Scott is also concerned that people who seek out flings are doing so out of fear of intimacy or in an attempt to re-create something that happened to them in the past. Either way, she's afraid they're not allowing themselves to invest in anything truly nurturing. "Or maybe they're trying to recapture the excitement felt in that early stage of love," she says, "But it's never fair to compare that short, euphoric period to the complicated realities of a committed relationship."

Ryan argues that there's nothing inherently exploitative about a fling. "In any type of relationship, if someone feels disrespected or abused, then it's obviously unhealthy," he says.

And as far as getting emotionally injured goes, Ryan points to the painful effects of people committing to something they can't actually commit to. "It might be because of the stage of life they're in or it just might be the nature of their own sexuality, but if you're not comfortable in a long-term, monogamous relationship and you're lying to yourself and someone else that you are, that's when people are going to get hurt."

Beth Hedva, a Canadian psychologist who specializes in sexology, is the author of Betrayal, Trust, and Forgiveness.

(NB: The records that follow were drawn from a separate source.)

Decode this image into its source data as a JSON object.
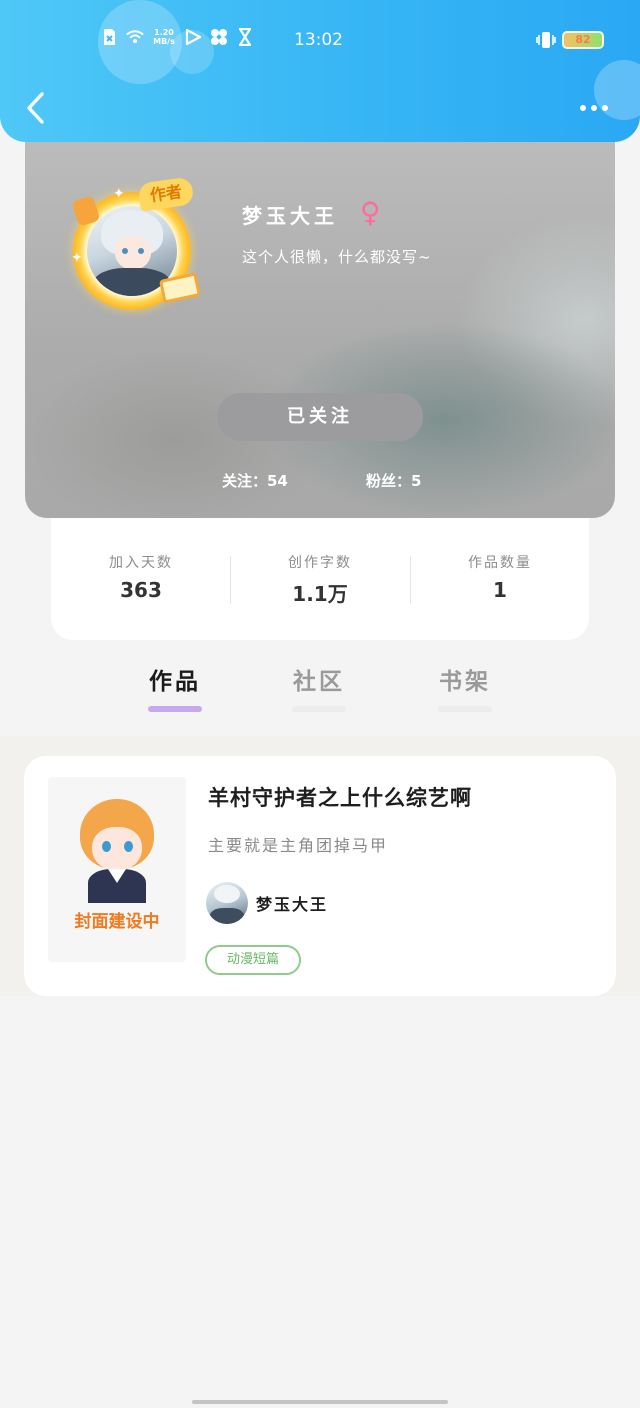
{
  "status_bar": {
    "net_speed_top": "1.20",
    "net_speed_bottom": "MB/s",
    "time": "13:02",
    "battery": "82",
    "icons": [
      "sim-x-icon",
      "wifi-icon",
      "play-icon",
      "pinwheel-icon",
      "hourglass-icon",
      "vibrate-icon",
      "battery-icon"
    ]
  },
  "header": {
    "back_icon": "chevron-left-icon",
    "more_icon": "more-dots-icon"
  },
  "profile": {
    "badge": "作者",
    "name": "梦玉大王",
    "gender_symbol": "♀",
    "bio": "这个人很懒，什么都没写~",
    "follow_button": "已关注",
    "following_label": "关注：54",
    "fans_label": "粉丝：5"
  },
  "stats": [
    {
      "label": "加入天数",
      "value": "363"
    },
    {
      "label": "创作字数",
      "value": "1.1万"
    },
    {
      "label": "作品数量",
      "value": "1"
    }
  ],
  "tabs": [
    {
      "label": "作品",
      "active": true
    },
    {
      "label": "社区",
      "active": false
    },
    {
      "label": "书架",
      "active": false
    }
  ],
  "works": [
    {
      "cover_text": "封面建设中",
      "title": "羊村守护者之上什么综艺啊",
      "description": "主要就是主角团掉马甲",
      "author": "梦玉大王",
      "tag": "动漫短篇"
    }
  ],
  "colors": {
    "header_gradient_start": "#4fc8f7",
    "header_gradient_end": "#2aa8f4",
    "tab_active_underline": "#c7a8ec",
    "gender_color": "#ff6b9a",
    "tag_green": "#68b865",
    "cover_text_orange": "#f07a1e"
  }
}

She says that if a person is centered and understands their sexual nature, a condom and blunt communication can solve most issues that might arise around a fling.

"First, you must be very clear on what your intentions are. That must happen up front. Get it all out there. Second, you have to stress safe sex," says Hedva. "I think there's room for those conversations even within the moment of heat, lust, passion and desire," she adds. "When you're in that state of consciousness that conversation has the opportunity to be very erotic. The energy of intent behind asking this questions can actually build the desire as opposed to dampening it."

But she also warns that it's not uncommon for one partner to be more vulnerable.

"Deep down, one person might be seeking a true pair-bonding relationship where one won't be available. So when the fling comes to an end, they'll go through detachment, loss and, to a degree, mourning. In that sense, what can be a fine thing has the potential to be devastating."

It's possible that a person might be engaged in a fling and not even know it. Scott offers some red flags to look for:

We welcome user discussion on our site, under the following guidelines:

To comment you must first create a profile and sign-in with a verified DISQUS account or social network ID. Sign up here.

Comments in violation of the rules will be denied, and repeat violators will be banned. Please help police the community by flagging offensive comments for our moderators to review. By posting a comment, you agree to our full terms and conditions. Click here to read terms and conditions.
comments powered by Disqus